*** Block opens ***

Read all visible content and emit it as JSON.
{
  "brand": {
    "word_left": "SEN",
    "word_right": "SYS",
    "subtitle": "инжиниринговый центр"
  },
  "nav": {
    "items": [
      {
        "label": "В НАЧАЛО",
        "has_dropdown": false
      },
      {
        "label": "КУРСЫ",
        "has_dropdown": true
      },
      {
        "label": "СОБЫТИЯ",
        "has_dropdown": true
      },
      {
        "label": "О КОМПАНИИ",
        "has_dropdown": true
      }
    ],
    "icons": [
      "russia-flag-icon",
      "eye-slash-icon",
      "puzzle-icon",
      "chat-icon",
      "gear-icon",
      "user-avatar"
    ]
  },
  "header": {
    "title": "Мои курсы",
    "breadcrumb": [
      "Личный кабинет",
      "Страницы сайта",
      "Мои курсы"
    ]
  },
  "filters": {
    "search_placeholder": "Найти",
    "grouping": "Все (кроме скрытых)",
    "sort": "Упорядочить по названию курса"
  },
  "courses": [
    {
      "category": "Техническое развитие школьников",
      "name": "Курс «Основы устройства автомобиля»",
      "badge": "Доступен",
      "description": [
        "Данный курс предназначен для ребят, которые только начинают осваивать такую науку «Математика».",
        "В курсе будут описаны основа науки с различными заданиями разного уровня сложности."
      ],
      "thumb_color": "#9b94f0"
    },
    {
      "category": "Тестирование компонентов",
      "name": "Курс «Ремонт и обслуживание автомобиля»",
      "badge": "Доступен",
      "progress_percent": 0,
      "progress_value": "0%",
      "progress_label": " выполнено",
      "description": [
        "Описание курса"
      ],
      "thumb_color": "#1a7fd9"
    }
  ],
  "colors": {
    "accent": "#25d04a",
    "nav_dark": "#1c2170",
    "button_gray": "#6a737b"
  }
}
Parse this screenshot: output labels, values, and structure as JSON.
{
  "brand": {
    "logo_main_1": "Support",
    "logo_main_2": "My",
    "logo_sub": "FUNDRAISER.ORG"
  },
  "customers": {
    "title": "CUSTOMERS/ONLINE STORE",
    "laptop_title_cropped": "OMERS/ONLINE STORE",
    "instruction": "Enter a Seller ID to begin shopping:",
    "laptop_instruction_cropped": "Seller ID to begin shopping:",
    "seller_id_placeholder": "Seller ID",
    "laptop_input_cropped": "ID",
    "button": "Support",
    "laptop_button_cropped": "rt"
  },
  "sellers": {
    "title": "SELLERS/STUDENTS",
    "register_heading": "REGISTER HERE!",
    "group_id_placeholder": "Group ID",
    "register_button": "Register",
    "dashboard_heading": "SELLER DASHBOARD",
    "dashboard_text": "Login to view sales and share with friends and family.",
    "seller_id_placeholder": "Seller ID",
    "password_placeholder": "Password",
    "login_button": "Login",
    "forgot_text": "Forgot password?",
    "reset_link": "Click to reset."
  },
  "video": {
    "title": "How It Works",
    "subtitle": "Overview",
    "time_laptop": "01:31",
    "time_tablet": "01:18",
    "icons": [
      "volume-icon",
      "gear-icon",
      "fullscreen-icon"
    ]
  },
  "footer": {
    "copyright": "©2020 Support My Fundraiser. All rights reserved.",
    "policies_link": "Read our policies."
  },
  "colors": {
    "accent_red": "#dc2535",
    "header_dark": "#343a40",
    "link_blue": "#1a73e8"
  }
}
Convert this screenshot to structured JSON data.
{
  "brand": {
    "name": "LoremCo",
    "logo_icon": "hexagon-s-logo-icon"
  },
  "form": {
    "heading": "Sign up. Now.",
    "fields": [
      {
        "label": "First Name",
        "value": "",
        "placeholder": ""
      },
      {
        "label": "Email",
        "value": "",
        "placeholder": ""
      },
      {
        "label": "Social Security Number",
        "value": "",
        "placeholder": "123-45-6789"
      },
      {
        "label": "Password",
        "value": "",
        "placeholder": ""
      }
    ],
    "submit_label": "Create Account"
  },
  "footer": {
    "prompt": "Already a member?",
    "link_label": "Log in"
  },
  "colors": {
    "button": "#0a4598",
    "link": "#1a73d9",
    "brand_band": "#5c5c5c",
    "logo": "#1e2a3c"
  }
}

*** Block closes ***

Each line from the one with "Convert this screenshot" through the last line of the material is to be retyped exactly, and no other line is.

Convert this screenshot to structured JSON data.
{
  "brand": {
    "name": "LoremCo",
    "logo_icon": "hexagon-s-logo-icon"
  },
  "form": {
    "heading": "Sign up. Now.",
    "fields": [
      {
        "label": "First Name",
        "value": "",
        "placeholder": ""
      },
      {
        "label": "Email",
        "value": "",
        "placeholder": ""
      },
      {
        "label": "Social Security Number",
        "value": "",
        "placeholder": "123-45-6789"
      },
      {
        "label": "Password",
        "value": "",
        "placeholder": ""
      }
    ],
    "submit_label": "Create Account"
  },
  "footer": {
    "prompt": "Already a member?",
    "link_label": "Log in"
  },
  "colors": {
    "button": "#0a4598",
    "link": "#1a73d9",
    "brand_band": "#5c5c5c",
    "logo": "#1e2a3c"
  }
}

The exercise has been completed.